Would you use the Ready, Set, Go list? I wouldn’t. Earthquakes and wildfires are very different disasters, and you need to prepare for them differently. My earthquake food and water cache is not going in the car if I evacuate for a wildfire.
I’ve drafted an evacuation checklist that’s rather different. It’s based on other evacuation lists, as well as personal experience and shared stories. And a number of people are going to read it skeptically before it gets published as our suggestion for evacuation.
But should you prepare at all? The short answer is yes, but do it rationally. Even Pepperdine University, that paragon of shelter-in-place preparedness, only burns on average once every five years. That means that there’s an over 1800 to 1 chance that the campus will not experience a fire on a given day (that’s 365 days X 5 years). Due to its location and the fact that it can’t possibly evacuate a couple of thousand students fast enough, it makes total sense that they prepare. But if your home is only likely to burn once every 50 years, does it make sense to rebuild it as a fireproof bunker? You’re likely to be dead before embers rain on your home.
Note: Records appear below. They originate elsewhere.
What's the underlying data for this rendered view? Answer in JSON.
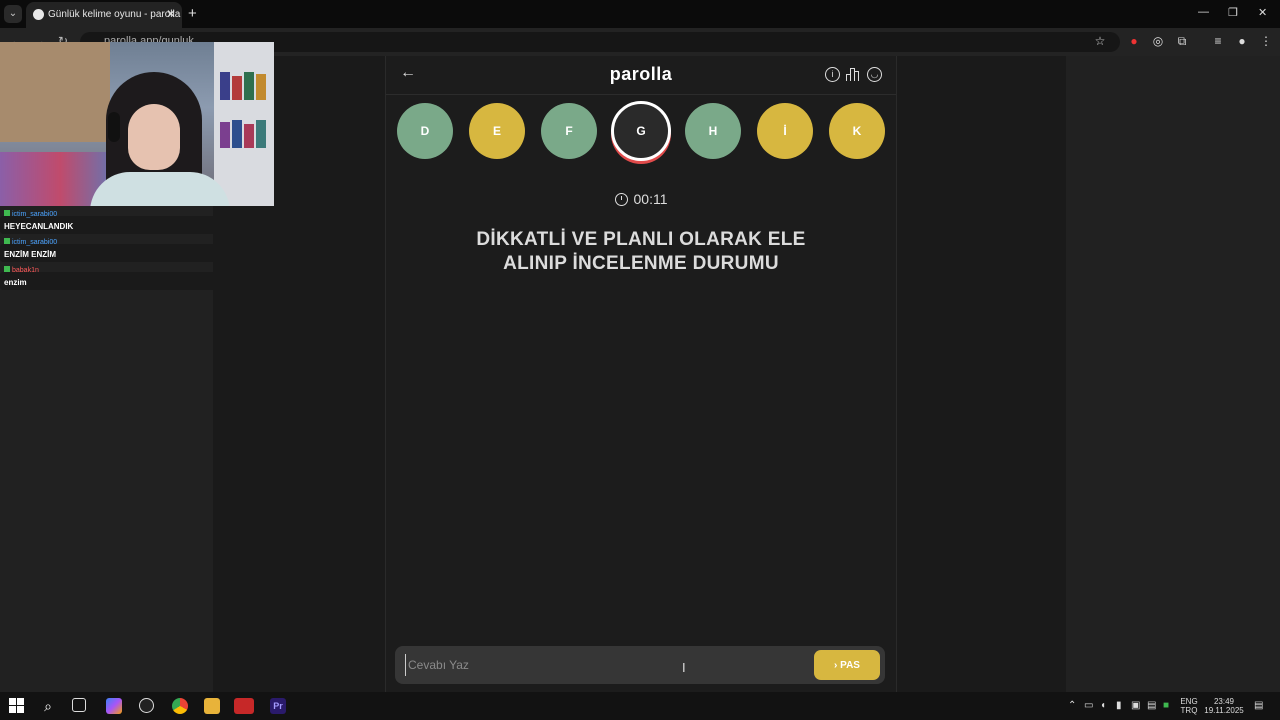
{
  "browser": {
    "tab_title": "Günlük kelime oyunu - parolla",
    "tab_close": "✕",
    "new_tab": "+",
    "url": "parolla.app/gunluk",
    "win_min": "—",
    "win_max": "❐",
    "win_close": "✕"
  },
  "game": {
    "logo": "parolla",
    "back_icon": "←",
    "info_icon": "i",
    "letters": [
      {
        "letter": "D",
        "state": "green"
      },
      {
        "letter": "E",
        "state": "yellow"
      },
      {
        "letter": "F",
        "state": "green"
      },
      {
        "letter": "G",
        "state": "active"
      },
      {
        "letter": "H",
        "state": "green"
      },
      {
        "letter": "İ",
        "state": "yellow"
      },
      {
        "letter": "K",
        "state": "yellow"
      }
    ],
    "timer": "00:11",
    "question": "DİKKATLİ VE PLANLI OLARAK ELE ALINIP İNCELENME DURUMU",
    "answer_placeholder": "Cevabı Yaz",
    "pass_label": "› PAS",
    "colors": {
      "green": "#7aa989",
      "yellow": "#d7b740",
      "active_ring": "#e04b4b"
    }
  },
  "chat": [
    {
      "user": "ictim_sarabi00",
      "text": "HEYECANLANDIK",
      "user_color": "blue"
    },
    {
      "user": "ictim_sarabi00",
      "text": "ENZİM ENZİM",
      "user_color": "blue"
    },
    {
      "user": "babak1n",
      "text": "enzim",
      "user_color": "red"
    }
  ],
  "taskbar": {
    "lang1": "ENG",
    "lang2": "TRQ",
    "time": "23:49",
    "date": "19.11.2025"
  }
}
Or not. Wildfires are terrifyingly random in their timing, if not in where they burn. We can predict rather better where homes will burn than precisely when they will burn. Worse, the probability of drought and late season wildfires will likely increase with climate change, so we have no idea what the actual risks are. It pays to err on the side of safety, at least somewhat.
This is why I’ve prepared a personal evacuation list and persuaded my wife to do likewise. The point about evacuation preparation is that it’s the minimal effort you can do. If you do all the things you’re supposed to do to prepare for any emergency (make off-site copies of your critical documents, back up your electronic files, make an evacuation list, bring your house up to code, clear dangerously flammable stuff away from your house) you won’t make your home fireproof, but you do give yourself a really good likelihood of surviving, with a decent chance of not losing hundreds of thousands of dollars when your home burns down and your insurance fails to cover your losses. It’s about risk management, not disaster-proofing, and the modest things you have to do to prepare to evacuate feel like they’re on par with the low likelihood of having your home burn down.
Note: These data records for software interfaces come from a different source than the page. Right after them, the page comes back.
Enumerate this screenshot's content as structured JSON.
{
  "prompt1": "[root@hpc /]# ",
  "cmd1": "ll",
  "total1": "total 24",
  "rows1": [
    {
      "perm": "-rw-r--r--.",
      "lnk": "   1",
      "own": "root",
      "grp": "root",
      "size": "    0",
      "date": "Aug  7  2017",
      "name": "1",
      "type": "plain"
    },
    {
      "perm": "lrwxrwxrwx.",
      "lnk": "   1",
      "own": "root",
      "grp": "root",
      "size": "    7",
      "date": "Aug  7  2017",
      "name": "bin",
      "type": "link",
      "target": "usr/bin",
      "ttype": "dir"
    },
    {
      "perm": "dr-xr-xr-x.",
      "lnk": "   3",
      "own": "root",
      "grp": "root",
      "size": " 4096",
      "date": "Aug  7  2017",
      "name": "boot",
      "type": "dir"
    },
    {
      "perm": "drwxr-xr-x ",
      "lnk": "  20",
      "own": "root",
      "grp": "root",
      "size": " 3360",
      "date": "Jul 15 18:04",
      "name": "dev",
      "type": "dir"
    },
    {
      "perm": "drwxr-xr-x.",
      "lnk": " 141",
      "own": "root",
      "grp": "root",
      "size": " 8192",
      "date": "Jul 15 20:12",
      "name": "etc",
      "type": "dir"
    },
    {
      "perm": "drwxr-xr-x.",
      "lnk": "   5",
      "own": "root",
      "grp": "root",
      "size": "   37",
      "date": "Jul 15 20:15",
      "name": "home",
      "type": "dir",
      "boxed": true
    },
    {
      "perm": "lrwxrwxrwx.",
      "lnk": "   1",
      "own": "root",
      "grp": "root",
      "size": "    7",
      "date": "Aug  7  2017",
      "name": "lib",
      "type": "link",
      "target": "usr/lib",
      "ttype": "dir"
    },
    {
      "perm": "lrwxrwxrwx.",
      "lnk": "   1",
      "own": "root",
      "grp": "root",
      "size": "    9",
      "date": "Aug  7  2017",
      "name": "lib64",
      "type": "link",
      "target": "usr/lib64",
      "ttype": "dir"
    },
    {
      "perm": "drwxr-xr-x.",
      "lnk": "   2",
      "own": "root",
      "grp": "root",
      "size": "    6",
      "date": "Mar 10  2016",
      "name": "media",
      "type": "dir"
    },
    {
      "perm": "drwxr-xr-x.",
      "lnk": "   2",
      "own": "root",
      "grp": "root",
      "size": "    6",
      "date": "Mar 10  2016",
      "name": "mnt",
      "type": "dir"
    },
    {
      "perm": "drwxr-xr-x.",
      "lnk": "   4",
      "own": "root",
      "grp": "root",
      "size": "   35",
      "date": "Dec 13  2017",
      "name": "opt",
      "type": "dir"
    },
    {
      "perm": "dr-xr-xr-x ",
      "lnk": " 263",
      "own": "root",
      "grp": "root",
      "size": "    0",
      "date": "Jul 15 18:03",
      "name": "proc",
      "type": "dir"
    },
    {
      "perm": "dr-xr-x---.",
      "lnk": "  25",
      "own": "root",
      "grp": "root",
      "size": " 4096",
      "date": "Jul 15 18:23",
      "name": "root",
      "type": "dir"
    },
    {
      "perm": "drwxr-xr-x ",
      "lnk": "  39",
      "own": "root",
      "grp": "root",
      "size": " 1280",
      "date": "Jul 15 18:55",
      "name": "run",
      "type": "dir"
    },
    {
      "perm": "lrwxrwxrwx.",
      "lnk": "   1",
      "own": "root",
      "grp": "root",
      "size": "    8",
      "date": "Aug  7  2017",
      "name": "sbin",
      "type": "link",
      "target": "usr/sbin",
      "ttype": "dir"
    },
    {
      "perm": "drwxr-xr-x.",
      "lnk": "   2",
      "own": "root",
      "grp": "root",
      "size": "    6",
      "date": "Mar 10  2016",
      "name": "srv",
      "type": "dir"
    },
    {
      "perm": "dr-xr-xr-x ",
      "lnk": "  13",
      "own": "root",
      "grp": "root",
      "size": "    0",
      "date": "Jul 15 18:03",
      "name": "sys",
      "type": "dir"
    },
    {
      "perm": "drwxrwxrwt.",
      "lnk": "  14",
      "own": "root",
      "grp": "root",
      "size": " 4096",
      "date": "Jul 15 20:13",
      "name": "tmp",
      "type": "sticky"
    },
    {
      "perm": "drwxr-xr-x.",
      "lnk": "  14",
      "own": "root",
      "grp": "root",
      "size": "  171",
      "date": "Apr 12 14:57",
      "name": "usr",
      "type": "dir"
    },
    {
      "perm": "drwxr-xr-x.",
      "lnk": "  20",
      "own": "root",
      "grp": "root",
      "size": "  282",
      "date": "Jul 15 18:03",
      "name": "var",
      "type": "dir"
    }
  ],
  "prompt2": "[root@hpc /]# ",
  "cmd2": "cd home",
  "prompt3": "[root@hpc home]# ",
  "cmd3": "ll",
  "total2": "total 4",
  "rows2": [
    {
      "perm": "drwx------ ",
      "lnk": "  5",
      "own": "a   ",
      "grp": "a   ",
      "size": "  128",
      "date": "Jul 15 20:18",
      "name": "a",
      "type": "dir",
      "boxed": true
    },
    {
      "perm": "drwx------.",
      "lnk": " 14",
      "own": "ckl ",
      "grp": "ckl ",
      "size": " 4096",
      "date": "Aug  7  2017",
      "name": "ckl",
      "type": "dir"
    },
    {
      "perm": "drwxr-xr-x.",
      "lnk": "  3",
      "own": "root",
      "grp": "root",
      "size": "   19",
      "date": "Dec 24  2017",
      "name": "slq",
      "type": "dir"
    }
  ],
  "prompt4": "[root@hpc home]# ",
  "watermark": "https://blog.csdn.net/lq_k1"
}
Of course, if you want to, you can remodel your home to be highly fire resistant, landscape your property to snuff embers, install those under-eave sprinklers, get yourself some firefighting gear and training, and prepare to go mano a mano with the next wildfire. But I bet most people won’t do that, and there are 88,000-odd people living in high fire areas in San Diego. The trick is to get them to do something, so that they won’t be caught unprepared. That’s what I’d like us to help do with our version of the CNPS guide. Want to help?